Creativity has been the theme of my trip to Austin: I have spent much of my time here working on jewelry at my old studio off South Congress. There are few places in the world that I love more than this studio. The studio is in an old building above an antique shop called Uncommon Objects, and I have been working there for about five years. I find the space itself inspiring and welcoming, and every time I go inside, my mind starts working on overdrive to make make make and to dream of one day having my own studio that is filled with a million inspiring objects.
Is clutter and collection a part of the creative process?

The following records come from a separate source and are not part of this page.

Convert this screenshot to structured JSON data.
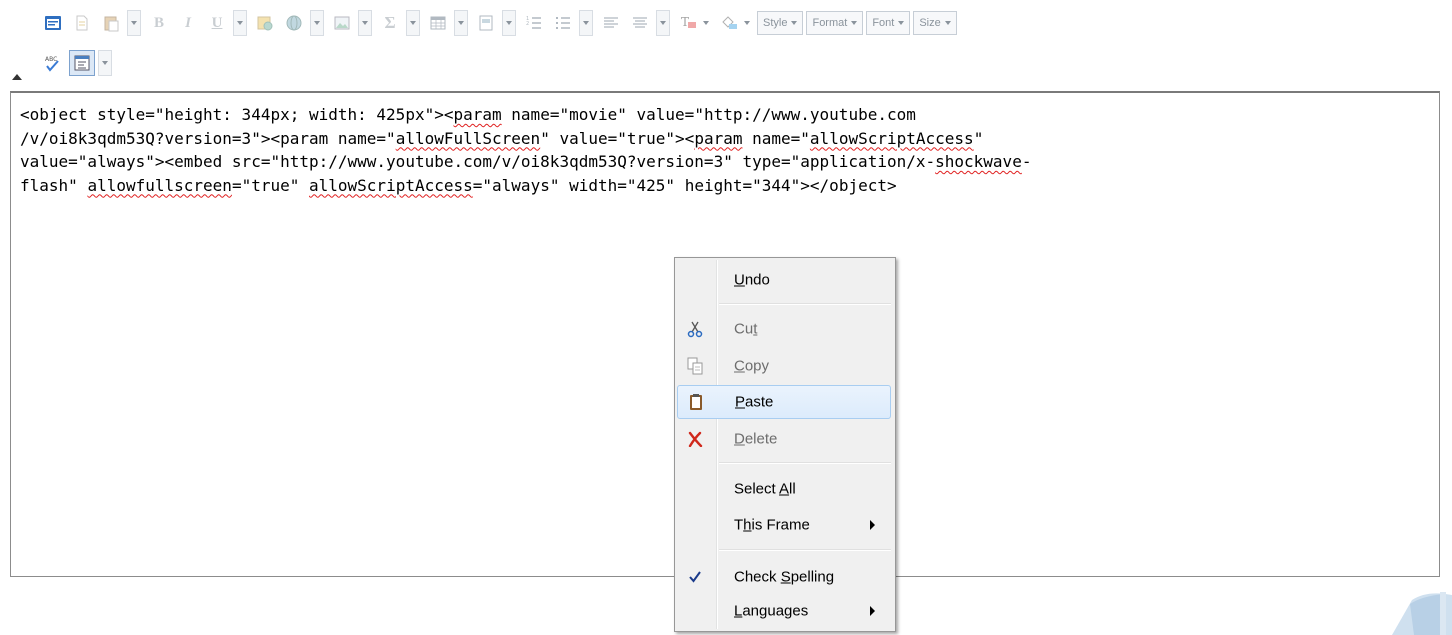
{
  "toolbar": {
    "row1_buttons": [
      {
        "icon": "design-view-icon",
        "state": "normal"
      },
      {
        "icon": "new-document-icon",
        "state": "dim"
      },
      {
        "icon": "paste-icon",
        "state": "dim"
      },
      {
        "icon": "bold-icon",
        "glyph": "B",
        "state": "dim"
      },
      {
        "icon": "italic-icon",
        "glyph": "I",
        "state": "dim"
      },
      {
        "icon": "underline-icon",
        "glyph": "U",
        "state": "dim"
      },
      {
        "icon": "insert-link-icon",
        "state": "dim"
      },
      {
        "icon": "insert-image-icon",
        "state": "dim"
      },
      {
        "icon": "insert-symbol-icon",
        "glyph": "Σ",
        "state": "dim"
      },
      {
        "icon": "insert-table-icon",
        "state": "dim"
      },
      {
        "icon": "insert-template-icon",
        "state": "dim"
      },
      {
        "icon": "numbered-list-icon",
        "state": "dim"
      },
      {
        "icon": "align-icon",
        "state": "dim"
      },
      {
        "icon": "text-color-icon",
        "state": "dim"
      },
      {
        "icon": "highlight-color-icon",
        "state": "dim"
      }
    ],
    "combos": {
      "style": "Style",
      "format": "Format",
      "font": "Font",
      "size": "Size"
    },
    "row2_buttons": [
      {
        "icon": "spellcheck-icon",
        "glyph": "ABC"
      },
      {
        "icon": "html-source-icon",
        "state": "active"
      }
    ]
  },
  "editor": {
    "line1": "<object style=\"height: 344px; width: 425px\"><",
    "line1_sp1": "param",
    "line1_rest": " name=\"movie\" value=\"http://www.youtube.com",
    "line2a": "/v/oi8k3qdm53Q?version=3\"><param name=\"",
    "line2_sp1": "allowFullScreen",
    "line2b": "\" value=\"true\"><",
    "line2_sp2": "param",
    "line2c": " name=\"",
    "line2_sp3": "allowScriptAccess",
    "line2d": "\"",
    "line3a": "value=\"always\"><embed src=\"http://www.youtube.com/v/oi8k3qdm53Q?version=3\" type=\"application/x-",
    "line3_sp1": "shockwave",
    "line3b": "-",
    "line4a": "flash\" ",
    "line4_sp1": "allowfullscreen",
    "line4b": "=\"true\" ",
    "line4_sp2": "allowScriptAccess",
    "line4c": "=\"always\" width=\"425\" height=\"344\"></object>"
  },
  "context_menu": {
    "undo": {
      "pre": "",
      "key": "U",
      "post": "ndo"
    },
    "cut": {
      "pre": "Cu",
      "key": "t",
      "post": ""
    },
    "copy": {
      "pre": "",
      "key": "C",
      "post": "opy"
    },
    "paste": {
      "pre": "",
      "key": "P",
      "post": "aste"
    },
    "delete": {
      "pre": "",
      "key": "D",
      "post": "elete"
    },
    "select_all": {
      "pre": "Select ",
      "key": "A",
      "post": "ll"
    },
    "this_frame": {
      "pre": "T",
      "key": "h",
      "post": "is Frame"
    },
    "check_spelling": {
      "pre": "Check ",
      "key": "S",
      "post": "pelling",
      "checked": true
    },
    "languages": {
      "pre": "",
      "key": "L",
      "post": "anguages"
    }
  },
  "colors": {
    "menu_bg": "#f0f0f0",
    "hover_border": "#a8cdf1",
    "spell_underline": "#e02020",
    "disabled_text": "#6d6d6d"
  }
}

It definitely seems to be; all my friends, myself included, who are intensely creative are magpies of a sort. We collect, display and learn about many different things. Our houses are filled with tiny trinkets and artworks, seemingly random objects that hold an amazing beauty and inspire the process of making new things. I cannot tell you the joy I get from wandering through junk shops, looking through piles of old photographs, or installing a new treasure into a corner or shelf of my home simply for the joy of looking upon it.
For me, home is a place to decorate as if it were a living museum, dedicated to the beauty of strange objects. Home is an art work, one that is never completed.

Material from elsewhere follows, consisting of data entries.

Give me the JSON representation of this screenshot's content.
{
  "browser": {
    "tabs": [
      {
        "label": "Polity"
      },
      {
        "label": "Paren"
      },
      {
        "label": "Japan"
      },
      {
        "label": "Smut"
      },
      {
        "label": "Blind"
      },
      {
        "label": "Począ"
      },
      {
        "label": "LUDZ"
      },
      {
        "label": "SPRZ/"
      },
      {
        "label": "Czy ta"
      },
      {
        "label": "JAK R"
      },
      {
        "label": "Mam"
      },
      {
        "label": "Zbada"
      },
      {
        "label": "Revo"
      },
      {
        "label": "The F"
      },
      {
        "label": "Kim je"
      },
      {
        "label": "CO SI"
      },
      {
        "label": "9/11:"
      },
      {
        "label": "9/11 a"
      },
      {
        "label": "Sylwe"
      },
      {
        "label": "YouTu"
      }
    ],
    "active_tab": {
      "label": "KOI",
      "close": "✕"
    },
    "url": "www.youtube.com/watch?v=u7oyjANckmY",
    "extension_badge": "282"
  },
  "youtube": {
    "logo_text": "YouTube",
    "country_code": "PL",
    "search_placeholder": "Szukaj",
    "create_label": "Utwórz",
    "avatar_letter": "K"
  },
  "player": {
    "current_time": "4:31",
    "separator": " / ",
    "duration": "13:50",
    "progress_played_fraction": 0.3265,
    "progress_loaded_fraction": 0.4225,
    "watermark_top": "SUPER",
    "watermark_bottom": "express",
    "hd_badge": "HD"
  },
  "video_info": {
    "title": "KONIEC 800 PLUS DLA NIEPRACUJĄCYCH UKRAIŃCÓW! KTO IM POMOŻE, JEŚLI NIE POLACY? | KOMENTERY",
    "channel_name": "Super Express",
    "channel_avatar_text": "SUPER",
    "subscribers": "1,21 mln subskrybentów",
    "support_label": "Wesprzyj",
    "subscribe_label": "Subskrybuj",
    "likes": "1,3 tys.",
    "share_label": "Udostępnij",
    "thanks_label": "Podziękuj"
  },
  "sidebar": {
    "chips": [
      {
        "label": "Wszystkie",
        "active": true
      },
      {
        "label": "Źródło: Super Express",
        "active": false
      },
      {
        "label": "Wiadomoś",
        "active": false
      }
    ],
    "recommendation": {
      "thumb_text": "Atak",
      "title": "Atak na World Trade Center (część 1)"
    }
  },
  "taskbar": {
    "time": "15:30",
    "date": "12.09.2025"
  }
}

About six months ago, after years of massive upheavals, I decided to fundamentally change my life and take this year off to reflect. Making that decision was a scary one, but just now I am beginning to feel that I am on the right course.
My Cross Country Tour has been very disruptive to me and makes me feel, sometimes, like I am falling off track or something, but I am learning to just go with it and let it flow. Every moment I am thinking and learning about myself and what I want to be doing with my time. I am trying to pay attention to everything that I see, taking note of trees and flowers, rocks and houses, people, cars , animals, stores. I am trying to let go of controlling my thinking so that, especially as I walk, the thoughts that are important bubble up into my conscious brain and realizations are then made.

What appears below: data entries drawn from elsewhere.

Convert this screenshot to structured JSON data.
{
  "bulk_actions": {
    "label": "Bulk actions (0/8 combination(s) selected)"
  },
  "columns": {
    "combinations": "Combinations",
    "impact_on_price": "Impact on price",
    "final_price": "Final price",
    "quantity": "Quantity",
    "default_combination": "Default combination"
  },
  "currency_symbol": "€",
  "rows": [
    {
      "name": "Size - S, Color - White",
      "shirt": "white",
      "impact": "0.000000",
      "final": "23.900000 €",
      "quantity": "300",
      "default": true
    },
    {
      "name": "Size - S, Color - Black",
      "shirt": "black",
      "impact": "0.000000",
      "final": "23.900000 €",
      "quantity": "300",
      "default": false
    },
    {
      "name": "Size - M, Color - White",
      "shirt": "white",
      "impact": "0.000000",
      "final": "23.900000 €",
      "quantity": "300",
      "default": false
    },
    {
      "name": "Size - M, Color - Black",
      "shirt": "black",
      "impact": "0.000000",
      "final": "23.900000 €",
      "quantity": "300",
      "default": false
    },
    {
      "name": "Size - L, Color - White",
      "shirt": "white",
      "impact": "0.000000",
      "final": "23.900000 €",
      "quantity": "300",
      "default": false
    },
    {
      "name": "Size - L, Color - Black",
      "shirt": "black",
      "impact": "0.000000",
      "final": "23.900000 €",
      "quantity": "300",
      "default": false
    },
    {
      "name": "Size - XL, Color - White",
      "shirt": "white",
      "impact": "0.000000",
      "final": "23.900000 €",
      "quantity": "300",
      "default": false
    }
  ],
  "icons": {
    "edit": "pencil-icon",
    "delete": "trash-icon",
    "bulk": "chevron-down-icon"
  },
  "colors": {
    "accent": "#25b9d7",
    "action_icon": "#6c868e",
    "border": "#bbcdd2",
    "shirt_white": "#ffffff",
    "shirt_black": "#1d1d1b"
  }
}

Today’s post rambles around a bit: I think this is the problem I am having here is that there is so much going on that everything is distracting. But perhaps this leg of the journey, these moments, are opportunities to be in the present and experience what is going on around me. To not over-think, just to be for a little while, watch and listen, create some beautiful objects, remember and think forward to two weeks from now, when I will have a home of my own again.
“Whatever it was, the image that stopped you, the one on which you
came to grief, projecting it over & over on empty walls.
Now to give up the temptations of the projector; to see instead the
web of cracks filtering across the plaster.
To read there the map of the future, the roads radiating from the
initial split, the filaments thrown out from that impasse.
To reread the instructions on your palm; to find there how the
lifeline, broken, keeps its direction.
To read the etched rays of the bullet-hole left years ago in the
glass; to know in every distortion of the light what fracture is.
To put the prism in your pocket, the thin glass lens, the map
of the inner city, the little book with gridded pages.
To pull yourself up by your own roots; to eat the last meal in
your old neighborhood.”
Shooting Script by Adrienne Rich